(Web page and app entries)
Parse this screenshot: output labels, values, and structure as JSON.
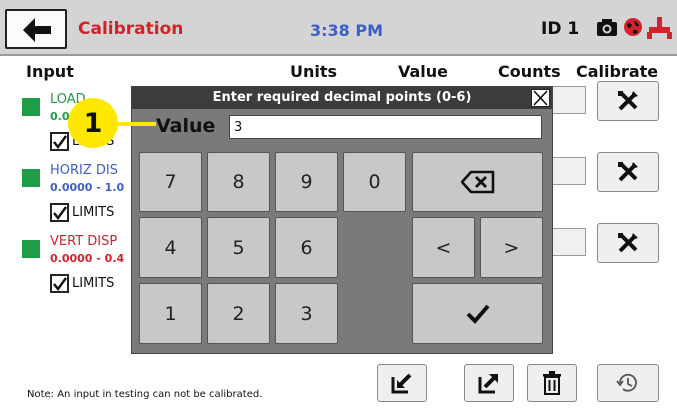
{
  "header": {
    "title": "Calibration",
    "time": "3:38 PM",
    "device_id": "ID 1",
    "icons": [
      "back-arrow-icon",
      "camera-icon",
      "globe-icon",
      "plug-icon"
    ],
    "title_color": "#d2232a",
    "time_color": "#3e5fc8"
  },
  "columns": {
    "input": "Input",
    "units": "Units",
    "value": "Value",
    "counts": "Counts",
    "calibrate": "Calibrate"
  },
  "inputs": [
    {
      "name": "LOAD",
      "range": "0.0...0",
      "limits_label": "LIMITS",
      "color": "#1f9c47"
    },
    {
      "name": "HORIZ DIS",
      "range": "0.0000 - 1.0",
      "limits_label": "LIMITS",
      "color": "#3e5fc8"
    },
    {
      "name": "VERT DISP",
      "range": "0.0000 - 0.4",
      "limits_label": "LIMITS",
      "color": "#d2232a"
    }
  ],
  "note": "Note:  An input in testing can not be calibrated.",
  "dialog": {
    "title": "Enter required decimal points (0-6)",
    "value_label": "Value",
    "value": "3",
    "keys": {
      "k7": "7",
      "k8": "8",
      "k9": "9",
      "k0": "0",
      "k4": "4",
      "k5": "5",
      "k6": "6",
      "k1": "1",
      "k2": "2",
      "k3": "3",
      "left": "<",
      "right": ">"
    }
  },
  "callout": {
    "number": "1"
  }
}
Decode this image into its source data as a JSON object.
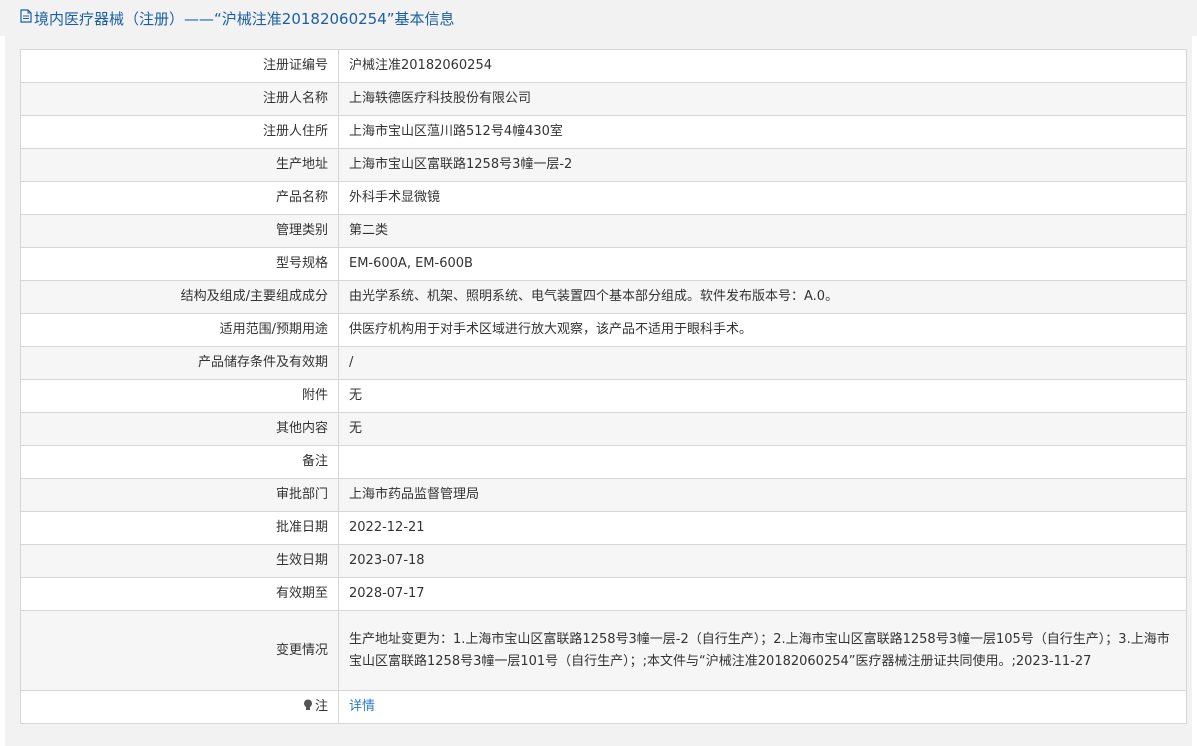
{
  "header": {
    "title": "境内医疗器械（注册）——“沪械注准20182060254”基本信息"
  },
  "rows": [
    {
      "label": "注册证编号",
      "value": "沪械注准20182060254"
    },
    {
      "label": "注册人名称",
      "value": "上海轶德医疗科技股份有限公司"
    },
    {
      "label": "注册人住所",
      "value": "上海市宝山区蕰川路512号4幢430室"
    },
    {
      "label": "生产地址",
      "value": "上海市宝山区富联路1258号3幢一层-2"
    },
    {
      "label": "产品名称",
      "value": "外科手术显微镜"
    },
    {
      "label": "管理类别",
      "value": "第二类"
    },
    {
      "label": "型号规格",
      "value": "EM-600A, EM-600B"
    },
    {
      "label": "结构及组成/主要组成成分",
      "value": "由光学系统、机架、照明系统、电气装置四个基本部分组成。软件发布版本号：A.0。"
    },
    {
      "label": "适用范围/预期用途",
      "value": "供医疗机构用于对手术区域进行放大观察，该产品不适用于眼科手术。"
    },
    {
      "label": "产品储存条件及有效期",
      "value": "/"
    },
    {
      "label": "附件",
      "value": "无"
    },
    {
      "label": "其他内容",
      "value": "无"
    },
    {
      "label": "备注",
      "value": ""
    },
    {
      "label": "审批部门",
      "value": "上海市药品监督管理局"
    },
    {
      "label": "批准日期",
      "value": "2022-12-21"
    },
    {
      "label": "生效日期",
      "value": "2023-07-18"
    },
    {
      "label": "有效期至",
      "value": "2028-07-17"
    },
    {
      "label": "变更情况",
      "value": "生产地址变更为：1.上海市宝山区富联路1258号3幢一层-2（自行生产）；2.上海市宝山区富联路1258号3幢一层105号（自行生产）；3.上海市宝山区富联路1258号3幢一层101号（自行生产）；;本文件与“沪械注准20182060254”医疗器械注册证共同使用。;2023-11-27"
    }
  ],
  "note": {
    "label": "注",
    "link_text": "详情",
    "icon": "bulb-icon"
  },
  "colors": {
    "title": "#1a5fa6",
    "link": "#2a7bc9",
    "border": "#d6d6d6",
    "stripe": "#f6f6f6"
  }
}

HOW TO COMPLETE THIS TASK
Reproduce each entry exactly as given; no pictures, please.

YOUR RESPONSE
Parse this screenshot: output labels, values, and structure as JSON.
{
  "header": {
    "title": "Calibration",
    "time": "3:38 PM",
    "device_id": "ID 1",
    "icons": [
      "back-arrow-icon",
      "camera-icon",
      "globe-icon",
      "plug-icon"
    ],
    "title_color": "#d2232a",
    "time_color": "#3e5fc8"
  },
  "columns": {
    "input": "Input",
    "units": "Units",
    "value": "Value",
    "counts": "Counts",
    "calibrate": "Calibrate"
  },
  "inputs": [
    {
      "name": "LOAD",
      "range": "0.0...0",
      "limits_label": "LIMITS",
      "color": "#1f9c47"
    },
    {
      "name": "HORIZ DIS",
      "range": "0.0000 - 1.0",
      "limits_label": "LIMITS",
      "color": "#3e5fc8"
    },
    {
      "name": "VERT DISP",
      "range": "0.0000 - 0.4",
      "limits_label": "LIMITS",
      "color": "#d2232a"
    }
  ],
  "note": "Note:  An input in testing can not be calibrated.",
  "dialog": {
    "title": "Enter required decimal points (0-6)",
    "value_label": "Value",
    "value": "3",
    "keys": {
      "k7": "7",
      "k8": "8",
      "k9": "9",
      "k0": "0",
      "k4": "4",
      "k5": "5",
      "k6": "6",
      "k1": "1",
      "k2": "2",
      "k3": "3",
      "left": "<",
      "right": ">"
    }
  },
  "callout": {
    "number": "1"
  }
}
Decode this image into its source data as a JSON object.
{
  "header": {
    "title": "境内医疗器械（注册）——“沪械注准20182060254”基本信息"
  },
  "rows": [
    {
      "label": "注册证编号",
      "value": "沪械注准20182060254"
    },
    {
      "label": "注册人名称",
      "value": "上海轶德医疗科技股份有限公司"
    },
    {
      "label": "注册人住所",
      "value": "上海市宝山区蕰川路512号4幢430室"
    },
    {
      "label": "生产地址",
      "value": "上海市宝山区富联路1258号3幢一层-2"
    },
    {
      "label": "产品名称",
      "value": "外科手术显微镜"
    },
    {
      "label": "管理类别",
      "value": "第二类"
    },
    {
      "label": "型号规格",
      "value": "EM-600A, EM-600B"
    },
    {
      "label": "结构及组成/主要组成成分",
      "value": "由光学系统、机架、照明系统、电气装置四个基本部分组成。软件发布版本号：A.0。"
    },
    {
      "label": "适用范围/预期用途",
      "value": "供医疗机构用于对手术区域进行放大观察，该产品不适用于眼科手术。"
    },
    {
      "label": "产品储存条件及有效期",
      "value": "/"
    },
    {
      "label": "附件",
      "value": "无"
    },
    {
      "label": "其他内容",
      "value": "无"
    },
    {
      "label": "备注",
      "value": ""
    },
    {
      "label": "审批部门",
      "value": "上海市药品监督管理局"
    },
    {
      "label": "批准日期",
      "value": "2022-12-21"
    },
    {
      "label": "生效日期",
      "value": "2023-07-18"
    },
    {
      "label": "有效期至",
      "value": "2028-07-17"
    },
    {
      "label": "变更情况",
      "value": "生产地址变更为：1.上海市宝山区富联路1258号3幢一层-2（自行生产）；2.上海市宝山区富联路1258号3幢一层105号（自行生产）；3.上海市宝山区富联路1258号3幢一层101号（自行生产）；;本文件与“沪械注准20182060254”医疗器械注册证共同使用。;2023-11-27"
    }
  ],
  "note": {
    "label": "注",
    "link_text": "详情",
    "icon": "bulb-icon"
  },
  "colors": {
    "title": "#1a5fa6",
    "link": "#2a7bc9",
    "border": "#d6d6d6",
    "stripe": "#f6f6f6"
  }
}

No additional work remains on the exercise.